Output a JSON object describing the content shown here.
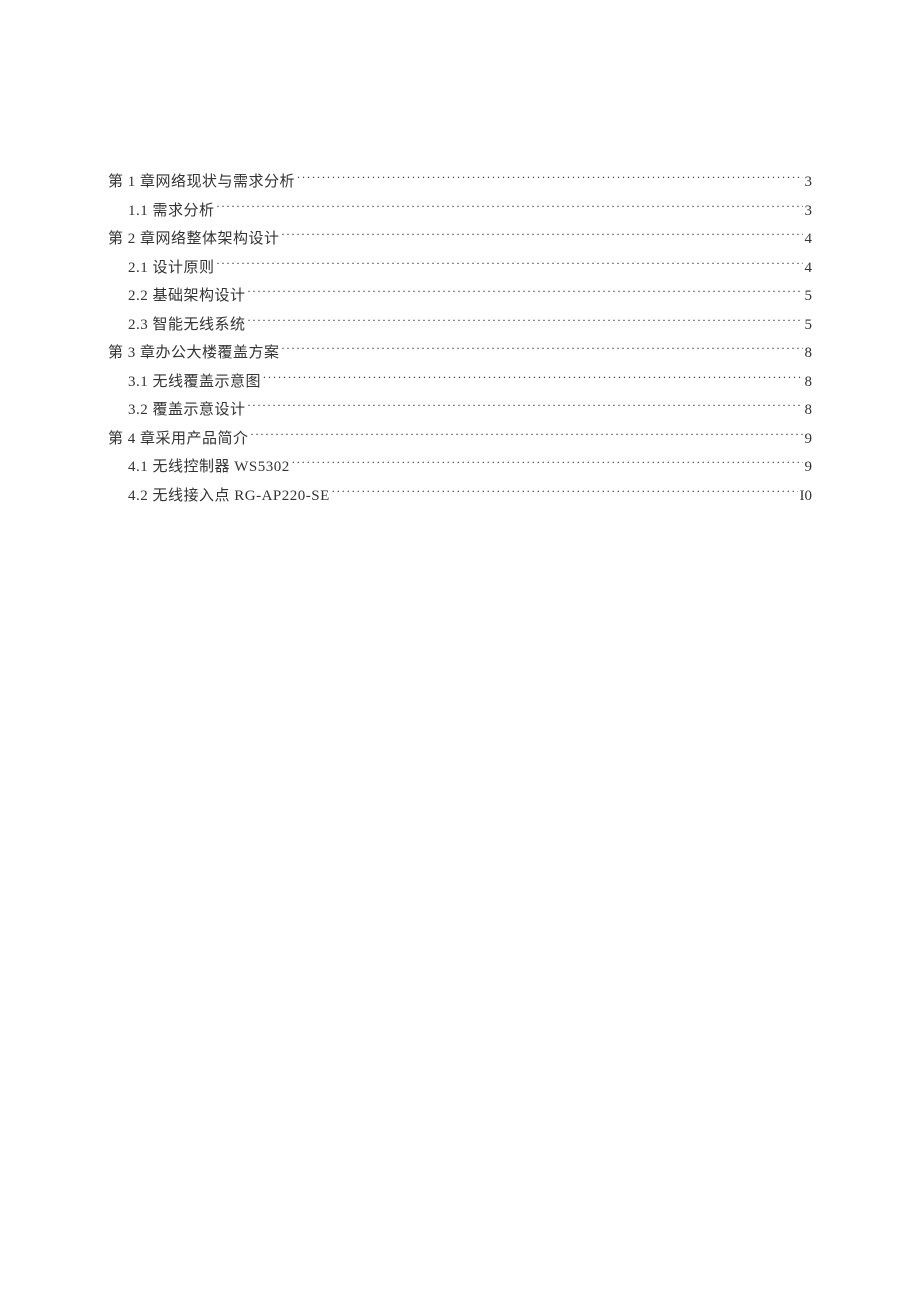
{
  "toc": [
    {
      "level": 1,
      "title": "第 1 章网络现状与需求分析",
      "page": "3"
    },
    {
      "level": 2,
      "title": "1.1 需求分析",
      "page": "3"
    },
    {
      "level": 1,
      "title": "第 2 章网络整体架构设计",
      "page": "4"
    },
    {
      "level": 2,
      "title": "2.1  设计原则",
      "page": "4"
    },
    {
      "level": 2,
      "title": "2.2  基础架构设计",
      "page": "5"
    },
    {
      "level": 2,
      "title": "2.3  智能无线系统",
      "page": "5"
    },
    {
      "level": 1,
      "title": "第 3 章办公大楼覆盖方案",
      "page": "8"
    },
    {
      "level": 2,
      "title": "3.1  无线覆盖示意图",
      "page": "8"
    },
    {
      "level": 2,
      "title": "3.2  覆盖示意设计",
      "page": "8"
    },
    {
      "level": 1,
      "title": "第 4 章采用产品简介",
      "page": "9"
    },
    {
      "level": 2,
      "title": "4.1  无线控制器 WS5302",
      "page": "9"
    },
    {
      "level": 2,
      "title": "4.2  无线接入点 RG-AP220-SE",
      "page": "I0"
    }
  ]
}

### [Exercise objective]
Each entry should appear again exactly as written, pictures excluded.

### [Exercise output]
Output a JSON object describing the content shown here.
{
  "toc": [
    {
      "level": 1,
      "title": "第 1 章网络现状与需求分析",
      "page": "3"
    },
    {
      "level": 2,
      "title": "1.1 需求分析",
      "page": "3"
    },
    {
      "level": 1,
      "title": "第 2 章网络整体架构设计",
      "page": "4"
    },
    {
      "level": 2,
      "title": "2.1  设计原则",
      "page": "4"
    },
    {
      "level": 2,
      "title": "2.2  基础架构设计",
      "page": "5"
    },
    {
      "level": 2,
      "title": "2.3  智能无线系统",
      "page": "5"
    },
    {
      "level": 1,
      "title": "第 3 章办公大楼覆盖方案",
      "page": "8"
    },
    {
      "level": 2,
      "title": "3.1  无线覆盖示意图",
      "page": "8"
    },
    {
      "level": 2,
      "title": "3.2  覆盖示意设计",
      "page": "8"
    },
    {
      "level": 1,
      "title": "第 4 章采用产品简介",
      "page": "9"
    },
    {
      "level": 2,
      "title": "4.1  无线控制器 WS5302",
      "page": "9"
    },
    {
      "level": 2,
      "title": "4.2  无线接入点 RG-AP220-SE",
      "page": "I0"
    }
  ]
}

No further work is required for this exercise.